Origins of life and evolution of the biosphere

, Volume 17, Issue 2, pp 155–169

How many genes to start with? A computer simulation about the origin of life

Authors

  • Ursula Niesert
    • Institut für Biologie III
Article

DOI: 10.1007/BF01808243

Cite this article as:
Niesert, U. Origins Life Evol Biosphere (1987) 17: 155. doi:10.1007/BF01808243

Abstract

A geneticist's view on the origin of life would focus on individual nucleic acid molecules rather than on their concentrations, on stochastics rather than on differential equations.

The ‘package model’ envisages primordial compartments that contain ensembles of primordial genes. These are replicated independently from each other. During package fission they are distributed to two daughter packages. Packages with a complete ensemble of genes can continue to propagate. However, mutations as well as the stochastic nature of replication and package fission occasionally cause arising packages to miss genes from the ensemble, thus resulting in the death of those packages.

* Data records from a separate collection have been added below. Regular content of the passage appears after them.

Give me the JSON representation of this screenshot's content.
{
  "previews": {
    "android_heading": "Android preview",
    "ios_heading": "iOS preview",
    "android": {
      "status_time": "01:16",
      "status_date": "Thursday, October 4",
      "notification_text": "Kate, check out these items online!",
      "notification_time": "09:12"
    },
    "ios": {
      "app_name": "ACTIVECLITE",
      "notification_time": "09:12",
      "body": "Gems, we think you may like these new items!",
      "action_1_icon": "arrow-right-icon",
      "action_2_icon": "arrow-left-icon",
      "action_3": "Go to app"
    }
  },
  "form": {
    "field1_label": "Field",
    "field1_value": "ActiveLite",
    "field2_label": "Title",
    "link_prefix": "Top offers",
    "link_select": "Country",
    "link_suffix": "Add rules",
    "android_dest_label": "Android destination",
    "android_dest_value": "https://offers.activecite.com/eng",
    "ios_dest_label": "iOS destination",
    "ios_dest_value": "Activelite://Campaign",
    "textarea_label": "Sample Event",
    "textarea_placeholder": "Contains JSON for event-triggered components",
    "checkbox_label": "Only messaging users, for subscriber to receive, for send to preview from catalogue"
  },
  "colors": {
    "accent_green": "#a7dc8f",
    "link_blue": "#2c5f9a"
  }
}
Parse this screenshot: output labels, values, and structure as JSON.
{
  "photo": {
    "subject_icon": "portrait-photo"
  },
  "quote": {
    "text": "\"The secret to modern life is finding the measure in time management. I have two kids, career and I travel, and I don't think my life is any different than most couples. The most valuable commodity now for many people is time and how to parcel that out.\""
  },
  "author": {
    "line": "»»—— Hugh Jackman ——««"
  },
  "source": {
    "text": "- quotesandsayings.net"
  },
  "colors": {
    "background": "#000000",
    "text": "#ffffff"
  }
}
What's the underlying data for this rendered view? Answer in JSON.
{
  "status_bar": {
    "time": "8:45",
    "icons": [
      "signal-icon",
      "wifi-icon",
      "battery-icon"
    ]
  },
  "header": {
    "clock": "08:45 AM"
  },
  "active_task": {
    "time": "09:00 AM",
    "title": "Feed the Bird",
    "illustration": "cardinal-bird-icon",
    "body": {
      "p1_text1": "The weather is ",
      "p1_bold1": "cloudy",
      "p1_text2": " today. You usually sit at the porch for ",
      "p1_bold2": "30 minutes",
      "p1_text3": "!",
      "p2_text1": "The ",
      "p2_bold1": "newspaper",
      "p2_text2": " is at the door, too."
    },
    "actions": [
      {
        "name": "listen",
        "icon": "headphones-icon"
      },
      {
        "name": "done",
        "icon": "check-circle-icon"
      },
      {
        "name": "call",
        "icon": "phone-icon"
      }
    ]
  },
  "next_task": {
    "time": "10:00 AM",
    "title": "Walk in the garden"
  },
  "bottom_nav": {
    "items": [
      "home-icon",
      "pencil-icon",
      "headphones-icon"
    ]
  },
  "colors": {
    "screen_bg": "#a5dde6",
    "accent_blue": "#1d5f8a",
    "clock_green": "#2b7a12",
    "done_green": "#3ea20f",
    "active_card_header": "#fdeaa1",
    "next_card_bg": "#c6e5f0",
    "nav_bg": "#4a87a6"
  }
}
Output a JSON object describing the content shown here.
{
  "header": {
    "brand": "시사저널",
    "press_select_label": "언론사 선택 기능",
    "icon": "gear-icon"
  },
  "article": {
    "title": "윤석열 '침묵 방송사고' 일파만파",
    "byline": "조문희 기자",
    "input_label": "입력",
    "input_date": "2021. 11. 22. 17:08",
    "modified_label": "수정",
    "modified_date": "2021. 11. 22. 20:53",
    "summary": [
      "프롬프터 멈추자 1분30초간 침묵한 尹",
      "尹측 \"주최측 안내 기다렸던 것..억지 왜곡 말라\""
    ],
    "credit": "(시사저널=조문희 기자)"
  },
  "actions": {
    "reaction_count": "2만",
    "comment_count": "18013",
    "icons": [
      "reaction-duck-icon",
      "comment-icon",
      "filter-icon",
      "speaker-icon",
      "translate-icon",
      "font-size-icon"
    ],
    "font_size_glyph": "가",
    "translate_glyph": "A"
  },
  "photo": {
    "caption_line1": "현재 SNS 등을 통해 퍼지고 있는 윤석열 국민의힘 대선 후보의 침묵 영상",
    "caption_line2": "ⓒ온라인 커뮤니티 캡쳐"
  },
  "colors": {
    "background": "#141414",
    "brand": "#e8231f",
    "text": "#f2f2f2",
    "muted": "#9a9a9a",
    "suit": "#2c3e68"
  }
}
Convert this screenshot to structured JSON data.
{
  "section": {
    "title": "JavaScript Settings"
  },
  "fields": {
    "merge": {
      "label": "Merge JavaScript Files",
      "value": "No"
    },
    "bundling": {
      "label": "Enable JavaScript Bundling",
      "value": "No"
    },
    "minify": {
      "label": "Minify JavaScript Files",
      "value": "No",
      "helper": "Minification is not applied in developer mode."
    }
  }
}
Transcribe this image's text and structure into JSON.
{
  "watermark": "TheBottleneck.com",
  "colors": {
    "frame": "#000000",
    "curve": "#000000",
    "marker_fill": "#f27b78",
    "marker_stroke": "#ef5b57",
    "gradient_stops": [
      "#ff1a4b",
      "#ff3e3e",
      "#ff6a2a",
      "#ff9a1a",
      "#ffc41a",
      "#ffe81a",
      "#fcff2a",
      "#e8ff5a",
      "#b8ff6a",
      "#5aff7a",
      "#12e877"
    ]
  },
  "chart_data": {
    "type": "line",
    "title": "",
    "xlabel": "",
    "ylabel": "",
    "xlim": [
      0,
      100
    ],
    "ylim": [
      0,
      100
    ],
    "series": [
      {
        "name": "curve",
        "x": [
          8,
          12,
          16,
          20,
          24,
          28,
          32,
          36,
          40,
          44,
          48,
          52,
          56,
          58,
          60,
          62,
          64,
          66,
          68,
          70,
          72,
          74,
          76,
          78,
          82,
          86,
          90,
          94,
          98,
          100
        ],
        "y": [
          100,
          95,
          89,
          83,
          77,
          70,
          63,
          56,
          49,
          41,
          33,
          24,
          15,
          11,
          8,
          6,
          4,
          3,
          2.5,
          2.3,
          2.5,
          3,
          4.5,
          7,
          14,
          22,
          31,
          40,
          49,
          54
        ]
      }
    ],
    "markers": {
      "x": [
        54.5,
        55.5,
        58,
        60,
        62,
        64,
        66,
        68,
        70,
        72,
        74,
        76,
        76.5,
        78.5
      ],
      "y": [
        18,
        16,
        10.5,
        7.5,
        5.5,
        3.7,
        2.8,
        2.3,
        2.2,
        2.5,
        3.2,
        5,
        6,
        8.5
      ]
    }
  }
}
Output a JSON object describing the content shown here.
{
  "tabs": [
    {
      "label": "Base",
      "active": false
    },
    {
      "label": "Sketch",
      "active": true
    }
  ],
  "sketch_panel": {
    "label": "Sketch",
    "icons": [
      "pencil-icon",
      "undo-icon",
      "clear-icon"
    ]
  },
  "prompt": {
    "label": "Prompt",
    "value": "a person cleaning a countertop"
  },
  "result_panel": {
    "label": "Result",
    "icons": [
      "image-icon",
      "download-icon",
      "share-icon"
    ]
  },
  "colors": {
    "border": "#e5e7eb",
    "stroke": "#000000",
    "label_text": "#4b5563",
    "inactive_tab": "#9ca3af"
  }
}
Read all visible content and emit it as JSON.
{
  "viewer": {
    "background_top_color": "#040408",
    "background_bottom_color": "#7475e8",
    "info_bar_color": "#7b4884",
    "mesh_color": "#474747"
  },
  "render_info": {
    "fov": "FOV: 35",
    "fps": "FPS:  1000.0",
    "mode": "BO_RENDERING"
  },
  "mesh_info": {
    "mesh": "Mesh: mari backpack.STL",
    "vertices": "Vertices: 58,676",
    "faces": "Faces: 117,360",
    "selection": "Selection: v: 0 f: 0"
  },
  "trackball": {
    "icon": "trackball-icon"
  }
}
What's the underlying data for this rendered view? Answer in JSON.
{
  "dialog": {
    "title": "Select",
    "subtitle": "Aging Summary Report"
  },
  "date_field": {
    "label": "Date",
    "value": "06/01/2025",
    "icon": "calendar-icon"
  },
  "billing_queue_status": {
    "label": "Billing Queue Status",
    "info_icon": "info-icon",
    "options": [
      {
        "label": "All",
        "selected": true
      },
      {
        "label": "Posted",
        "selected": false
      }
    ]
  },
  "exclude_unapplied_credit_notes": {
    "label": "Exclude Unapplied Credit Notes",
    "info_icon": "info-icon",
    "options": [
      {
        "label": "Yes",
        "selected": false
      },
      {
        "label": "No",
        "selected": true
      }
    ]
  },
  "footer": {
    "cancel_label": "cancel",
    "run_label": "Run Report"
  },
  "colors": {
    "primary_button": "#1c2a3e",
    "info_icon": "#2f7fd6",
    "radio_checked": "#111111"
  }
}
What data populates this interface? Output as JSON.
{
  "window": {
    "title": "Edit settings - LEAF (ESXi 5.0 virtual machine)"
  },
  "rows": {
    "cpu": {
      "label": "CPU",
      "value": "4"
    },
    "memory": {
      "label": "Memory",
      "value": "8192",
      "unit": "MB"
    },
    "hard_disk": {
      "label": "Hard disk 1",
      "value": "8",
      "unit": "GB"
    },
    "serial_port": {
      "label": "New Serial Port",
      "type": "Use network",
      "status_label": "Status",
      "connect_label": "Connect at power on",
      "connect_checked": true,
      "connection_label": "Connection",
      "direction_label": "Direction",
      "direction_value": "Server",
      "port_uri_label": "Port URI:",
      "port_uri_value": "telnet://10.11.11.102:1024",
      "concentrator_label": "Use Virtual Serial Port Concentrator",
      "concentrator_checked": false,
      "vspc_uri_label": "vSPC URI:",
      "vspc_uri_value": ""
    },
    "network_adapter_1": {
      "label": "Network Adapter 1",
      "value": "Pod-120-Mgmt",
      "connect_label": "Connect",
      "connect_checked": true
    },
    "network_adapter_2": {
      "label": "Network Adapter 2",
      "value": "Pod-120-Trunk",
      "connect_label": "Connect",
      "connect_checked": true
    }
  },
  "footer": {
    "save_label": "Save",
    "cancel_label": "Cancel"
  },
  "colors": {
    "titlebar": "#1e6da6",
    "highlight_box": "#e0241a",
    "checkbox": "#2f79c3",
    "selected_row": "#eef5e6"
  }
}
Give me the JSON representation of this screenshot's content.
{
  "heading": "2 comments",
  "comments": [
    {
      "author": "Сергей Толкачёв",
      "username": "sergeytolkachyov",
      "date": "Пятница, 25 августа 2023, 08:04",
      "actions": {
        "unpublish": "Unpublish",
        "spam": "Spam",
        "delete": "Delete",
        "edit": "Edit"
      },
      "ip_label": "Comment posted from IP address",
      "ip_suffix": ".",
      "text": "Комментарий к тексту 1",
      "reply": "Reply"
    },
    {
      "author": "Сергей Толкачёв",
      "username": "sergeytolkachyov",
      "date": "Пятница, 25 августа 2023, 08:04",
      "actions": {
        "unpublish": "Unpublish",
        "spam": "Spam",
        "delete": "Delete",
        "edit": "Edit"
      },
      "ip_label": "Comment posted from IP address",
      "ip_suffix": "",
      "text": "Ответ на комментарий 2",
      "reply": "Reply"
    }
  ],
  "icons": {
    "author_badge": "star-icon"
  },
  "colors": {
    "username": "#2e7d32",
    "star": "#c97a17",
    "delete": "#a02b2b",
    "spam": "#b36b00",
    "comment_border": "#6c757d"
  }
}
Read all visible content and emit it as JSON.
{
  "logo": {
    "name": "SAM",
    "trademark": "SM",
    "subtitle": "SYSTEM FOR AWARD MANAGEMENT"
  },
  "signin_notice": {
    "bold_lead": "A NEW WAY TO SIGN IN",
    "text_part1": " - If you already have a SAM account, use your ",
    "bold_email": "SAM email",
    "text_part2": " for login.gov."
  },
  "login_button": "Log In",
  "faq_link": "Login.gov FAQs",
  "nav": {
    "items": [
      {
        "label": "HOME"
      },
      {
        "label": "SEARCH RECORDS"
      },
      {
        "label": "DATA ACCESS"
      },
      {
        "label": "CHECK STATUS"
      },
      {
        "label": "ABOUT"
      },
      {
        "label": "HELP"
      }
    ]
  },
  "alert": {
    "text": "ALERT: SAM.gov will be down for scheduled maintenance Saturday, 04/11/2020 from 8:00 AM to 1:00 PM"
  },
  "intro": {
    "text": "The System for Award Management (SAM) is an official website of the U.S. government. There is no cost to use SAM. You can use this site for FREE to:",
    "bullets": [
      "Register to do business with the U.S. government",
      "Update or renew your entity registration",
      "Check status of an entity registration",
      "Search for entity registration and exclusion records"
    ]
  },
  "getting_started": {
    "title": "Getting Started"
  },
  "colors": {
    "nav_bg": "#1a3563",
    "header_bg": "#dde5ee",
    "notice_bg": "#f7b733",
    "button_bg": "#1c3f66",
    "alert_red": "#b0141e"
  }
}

A computer simulation, considering the complementarity of RNA as well as abortive termination of replication, yielded results that are similar to those of a preliminary simulation irrespective of these parameters: the results suggest that life could not have started with more than 3 genes, or else the primordial replicase would have to achieve at least a reduction of the replicational error rate by a factor of 13 and a reduction of undue chain termination by a factor of 10 to 25.

Copyright information

© D. Reidel Publishing Company 1987